Output, exactly and in full, only the lines from the one containing "Convert this screenshot" to the last line of the data. Pictures should not appear.

Segment Start: EXERCISE DATA

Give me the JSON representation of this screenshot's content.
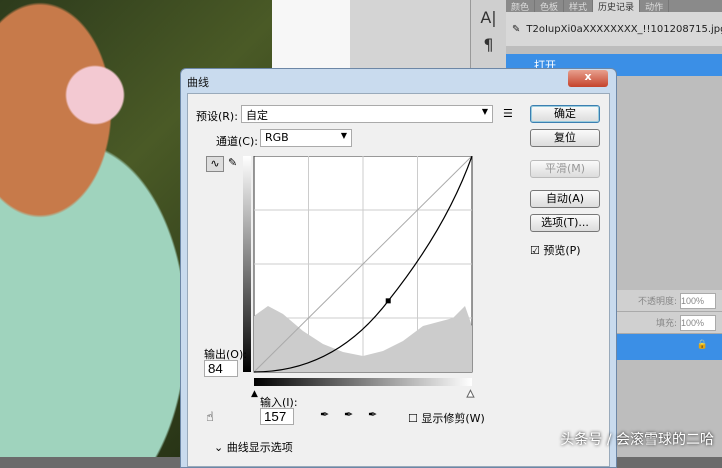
{
  "panel": {
    "tabs": [
      "颜色",
      "色板",
      "样式",
      "历史记录",
      "动作"
    ],
    "active_tab": 3,
    "snapshot": "T2oIupXi0aXXXXXXXX_!!101208715.jpg",
    "history_item": "打开",
    "opacity_label": "不透明度:",
    "opacity": "100%",
    "fill_label": "填充:",
    "fill": "100%"
  },
  "tools": {
    "text_icon": "A|",
    "para_icon": "¶"
  },
  "dialog": {
    "title": "曲线",
    "close": "x",
    "preset_label": "预设(R):",
    "preset_value": "自定",
    "channel_label": "通道(C):",
    "channel_value": "RGB",
    "buttons": {
      "ok": "确定",
      "reset": "复位",
      "smooth": "平滑(M)",
      "auto": "自动(A)",
      "options": "选项(T)..."
    },
    "preview_label": "预览(P)",
    "preview_checked": true,
    "output_label": "输出(O):",
    "output_value": "84",
    "input_label": "输入(I):",
    "input_value": "157",
    "show_clipping": "显示修剪(W)",
    "curve_options": "曲线显示选项"
  },
  "watermark": "头条号 / 会滚雪球的二哈"
}
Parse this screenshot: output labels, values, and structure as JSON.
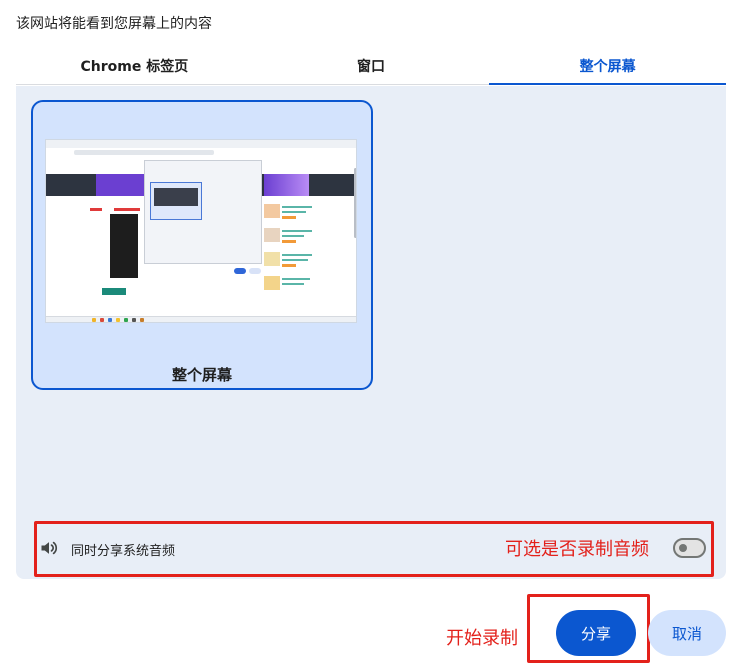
{
  "prompt": "该网站将能看到您屏幕上的内容",
  "tabs": [
    {
      "label": "Chrome 标签页",
      "active": false
    },
    {
      "label": "窗口",
      "active": false
    },
    {
      "label": "整个屏幕",
      "active": true
    }
  ],
  "sources": [
    {
      "label": "整个屏幕",
      "selected": true
    }
  ],
  "audio": {
    "label": "同时分享系统音频",
    "enabled": false,
    "icon": "speaker-icon"
  },
  "annotations": {
    "audio_note": "可选是否录制音频",
    "start_note": "开始录制"
  },
  "buttons": {
    "share": "分享",
    "cancel": "取消"
  },
  "colors": {
    "accent": "#0b57d0",
    "annotation": "#e3211b",
    "panel_bg": "#e8eef7",
    "selected_card_bg": "#d3e3fd"
  }
}
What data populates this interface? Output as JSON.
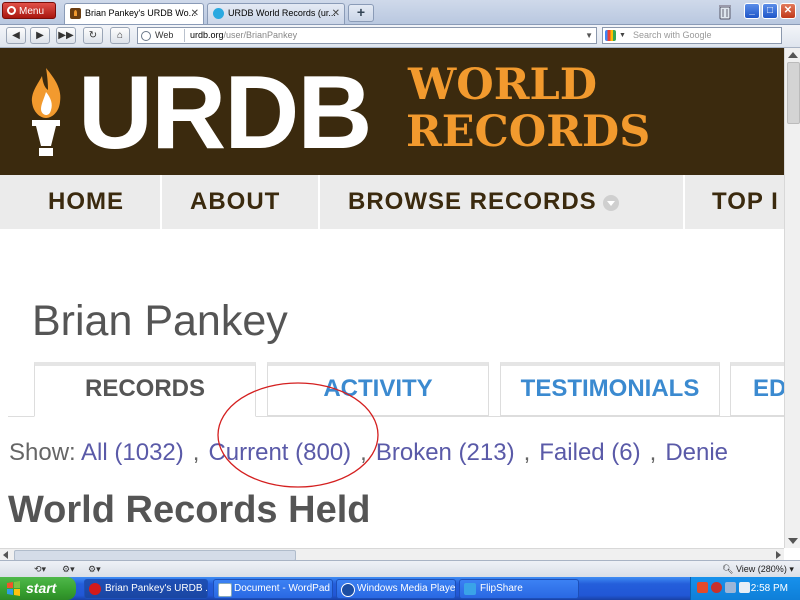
{
  "browser": {
    "menu_label": "Menu",
    "tabs": [
      {
        "title": "Brian Pankey's URDB Wo...",
        "active": true
      },
      {
        "title": "URDB World Records (ur...",
        "active": false
      }
    ],
    "web_label": "Web",
    "url_host": "urdb.org",
    "url_path": "/user/BrianPankey",
    "search_placeholder": "Search with Google"
  },
  "site": {
    "logo_main": "URDB",
    "logo_line1": "WORLD",
    "logo_line2": "RECORDS",
    "nav": [
      "HOME",
      "ABOUT",
      "BROWSE RECORDS",
      "TOP I"
    ],
    "brand_colors": {
      "banner": "#3b2a0e",
      "accent": "#f29a2e",
      "link": "#3b8ad0"
    }
  },
  "profile": {
    "name": "Brian Pankey",
    "tabs": [
      "RECORDS",
      "ACTIVITY",
      "TESTIMONIALS",
      "ED"
    ],
    "show_label": "Show:",
    "filters": [
      {
        "label": "All (1032)"
      },
      {
        "label": "Current (800)"
      },
      {
        "label": "Broken (213)"
      },
      {
        "label": "Failed (6)"
      },
      {
        "label": "Denie"
      }
    ],
    "section_title": "World Records Held"
  },
  "status": {
    "zoom": "View (280%)"
  },
  "taskbar": {
    "start": "start",
    "tasks": [
      {
        "label": "Brian Pankey's URDB ..."
      },
      {
        "label": "Document - WordPad"
      },
      {
        "label": "Windows Media Player"
      },
      {
        "label": "FlipShare"
      }
    ],
    "clock": "2:58 PM"
  }
}
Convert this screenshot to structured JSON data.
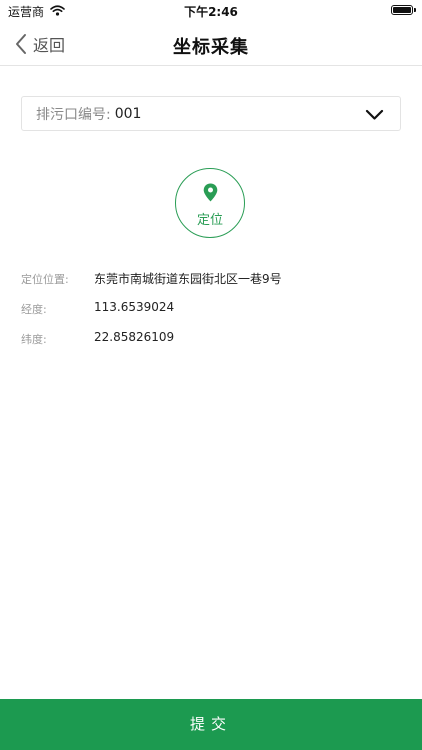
{
  "status_bar": {
    "carrier": "运营商",
    "time": "下午2:46",
    "battery_level": 1.0
  },
  "nav": {
    "back_label": "返回",
    "title": "坐标采集"
  },
  "outlet_select": {
    "label": "排污口编号:",
    "value": "001"
  },
  "locate": {
    "label": "定位"
  },
  "info": {
    "address_label": "定位位置:",
    "address_value": "东莞市南城街道东园街北区一巷9号",
    "longitude_label": "经度:",
    "longitude_value": "113.6539024",
    "latitude_label": "纬度:",
    "latitude_value": "22.85826109"
  },
  "submit": {
    "label": "提交"
  },
  "colors": {
    "accent": "#1c9a50",
    "locate_green": "#2a9d55"
  }
}
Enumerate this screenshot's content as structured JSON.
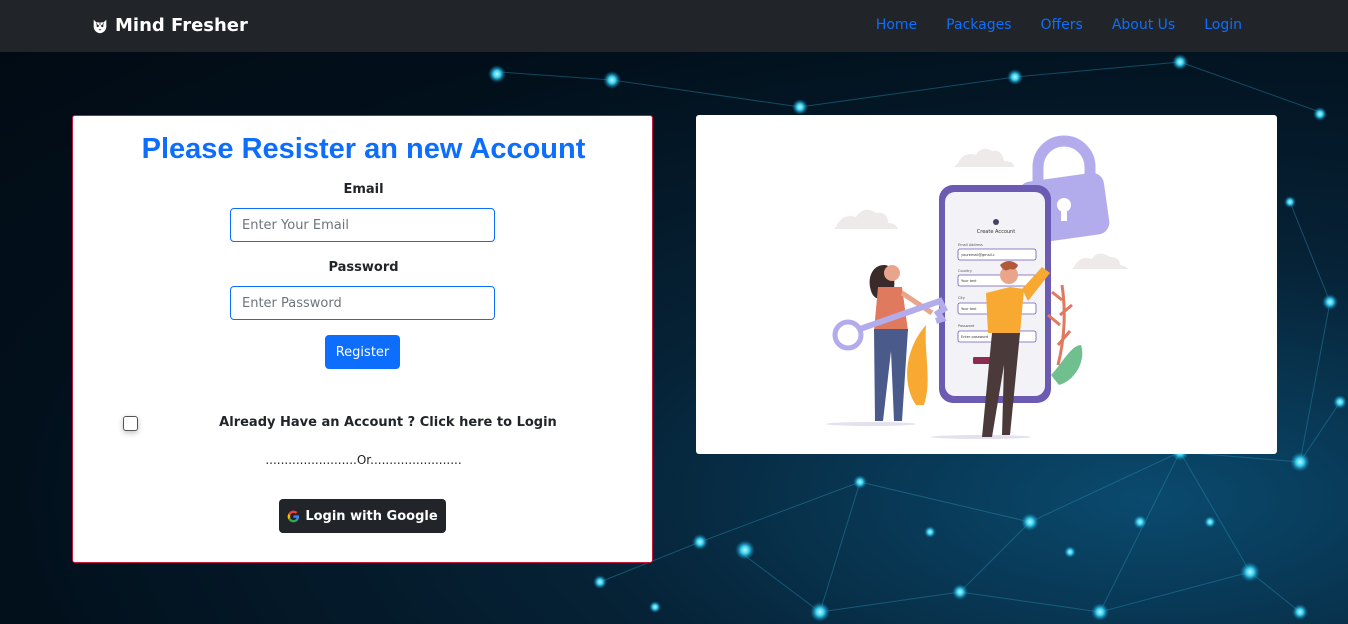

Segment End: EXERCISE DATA

▸ EXERCISE RESPONSE:
Convert this screenshot to structured JSON data.
{
  "status_bar": {
    "carrier": "运营商",
    "time": "下午2:46",
    "battery_level": 1.0
  },
  "nav": {
    "back_label": "返回",
    "title": "坐标采集"
  },
  "outlet_select": {
    "label": "排污口编号:",
    "value": "001"
  },
  "locate": {
    "label": "定位"
  },
  "info": {
    "address_label": "定位位置:",
    "address_value": "东莞市南城街道东园街北区一巷9号",
    "longitude_label": "经度:",
    "longitude_value": "113.6539024",
    "latitude_label": "纬度:",
    "latitude_value": "22.85826109"
  },
  "submit": {
    "label": "提交"
  },
  "colors": {
    "accent": "#1c9a50",
    "locate_green": "#2a9d55"
  }
}
Enumerate this screenshot's content as structured JSON.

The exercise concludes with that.